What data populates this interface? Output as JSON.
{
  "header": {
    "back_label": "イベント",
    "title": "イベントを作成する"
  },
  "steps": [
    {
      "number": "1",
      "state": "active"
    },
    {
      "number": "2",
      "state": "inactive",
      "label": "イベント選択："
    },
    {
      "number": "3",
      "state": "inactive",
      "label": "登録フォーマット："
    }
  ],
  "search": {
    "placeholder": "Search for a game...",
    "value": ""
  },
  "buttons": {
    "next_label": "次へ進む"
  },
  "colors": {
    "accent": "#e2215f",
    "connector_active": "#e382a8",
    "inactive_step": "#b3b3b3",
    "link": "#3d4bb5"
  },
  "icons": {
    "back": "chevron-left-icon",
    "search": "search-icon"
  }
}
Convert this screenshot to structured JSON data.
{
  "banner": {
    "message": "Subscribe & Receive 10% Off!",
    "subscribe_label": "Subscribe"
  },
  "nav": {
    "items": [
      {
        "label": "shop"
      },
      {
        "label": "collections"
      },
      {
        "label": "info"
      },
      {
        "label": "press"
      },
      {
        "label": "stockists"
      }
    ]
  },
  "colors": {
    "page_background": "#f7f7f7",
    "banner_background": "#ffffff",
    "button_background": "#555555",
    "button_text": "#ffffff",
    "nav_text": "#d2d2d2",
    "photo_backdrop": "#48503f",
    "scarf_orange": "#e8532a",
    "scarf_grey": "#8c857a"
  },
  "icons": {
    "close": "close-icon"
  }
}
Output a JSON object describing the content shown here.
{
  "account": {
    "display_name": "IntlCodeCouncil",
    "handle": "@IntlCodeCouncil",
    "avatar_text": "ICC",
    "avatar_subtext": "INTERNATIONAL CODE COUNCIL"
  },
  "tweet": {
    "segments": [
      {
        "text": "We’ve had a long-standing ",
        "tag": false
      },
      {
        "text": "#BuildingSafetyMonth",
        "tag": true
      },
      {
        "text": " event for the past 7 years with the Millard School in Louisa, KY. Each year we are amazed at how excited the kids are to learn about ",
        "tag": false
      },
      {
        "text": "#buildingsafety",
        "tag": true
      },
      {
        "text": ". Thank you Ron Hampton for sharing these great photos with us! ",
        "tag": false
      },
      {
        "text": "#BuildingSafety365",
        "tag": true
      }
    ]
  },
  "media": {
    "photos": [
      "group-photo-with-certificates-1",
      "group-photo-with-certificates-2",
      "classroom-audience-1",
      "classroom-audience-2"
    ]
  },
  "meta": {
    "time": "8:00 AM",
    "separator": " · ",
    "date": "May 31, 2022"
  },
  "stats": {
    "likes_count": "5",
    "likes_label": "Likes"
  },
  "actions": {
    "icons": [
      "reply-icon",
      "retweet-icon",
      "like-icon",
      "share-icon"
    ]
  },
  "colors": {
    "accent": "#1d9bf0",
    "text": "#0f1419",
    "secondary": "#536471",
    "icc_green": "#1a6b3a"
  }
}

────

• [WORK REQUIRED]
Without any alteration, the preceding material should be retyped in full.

• [ANSWER TO THIS TASK]
What data populates this interface? Output as JSON.
{
  "header": {
    "back_label": "イベント",
    "title": "イベントを作成する"
  },
  "steps": [
    {
      "number": "1",
      "state": "active"
    },
    {
      "number": "2",
      "state": "inactive",
      "label": "イベント選択："
    },
    {
      "number": "3",
      "state": "inactive",
      "label": "登録フォーマット："
    }
  ],
  "search": {
    "placeholder": "Search for a game...",
    "value": ""
  },
  "buttons": {
    "next_label": "次へ進む"
  },
  "colors": {
    "accent": "#e2215f",
    "connector_active": "#e382a8",
    "inactive_step": "#b3b3b3",
    "link": "#3d4bb5"
  },
  "icons": {
    "back": "chevron-left-icon",
    "search": "search-icon"
  }
}
Convert this screenshot to structured JSON data.
{
  "banner": {
    "message": "Subscribe & Receive 10% Off!",
    "subscribe_label": "Subscribe"
  },
  "nav": {
    "items": [
      {
        "label": "shop"
      },
      {
        "label": "collections"
      },
      {
        "label": "info"
      },
      {
        "label": "press"
      },
      {
        "label": "stockists"
      }
    ]
  },
  "colors": {
    "page_background": "#f7f7f7",
    "banner_background": "#ffffff",
    "button_background": "#555555",
    "button_text": "#ffffff",
    "nav_text": "#d2d2d2",
    "photo_backdrop": "#48503f",
    "scarf_orange": "#e8532a",
    "scarf_grey": "#8c857a"
  },
  "icons": {
    "close": "close-icon"
  }
}
Output a JSON object describing the content shown here.
{
  "account": {
    "display_name": "IntlCodeCouncil",
    "handle": "@IntlCodeCouncil",
    "avatar_text": "ICC",
    "avatar_subtext": "INTERNATIONAL CODE COUNCIL"
  },
  "tweet": {
    "segments": [
      {
        "text": "We’ve had a long-standing ",
        "tag": false
      },
      {
        "text": "#BuildingSafetyMonth",
        "tag": true
      },
      {
        "text": " event for the past 7 years with the Millard School in Louisa, KY. Each year we are amazed at how excited the kids are to learn about ",
        "tag": false
      },
      {
        "text": "#buildingsafety",
        "tag": true
      },
      {
        "text": ". Thank you Ron Hampton for sharing these great photos with us! ",
        "tag": false
      },
      {
        "text": "#BuildingSafety365",
        "tag": true
      }
    ]
  },
  "media": {
    "photos": [
      "group-photo-with-certificates-1",
      "group-photo-with-certificates-2",
      "classroom-audience-1",
      "classroom-audience-2"
    ]
  },
  "meta": {
    "time": "8:00 AM",
    "separator": " · ",
    "date": "May 31, 2022"
  },
  "stats": {
    "likes_count": "5",
    "likes_label": "Likes"
  },
  "actions": {
    "icons": [
      "reply-icon",
      "retweet-icon",
      "like-icon",
      "share-icon"
    ]
  },
  "colors": {
    "accent": "#1d9bf0",
    "text": "#0f1419",
    "secondary": "#536471",
    "icc_green": "#1a6b3a"
  }
}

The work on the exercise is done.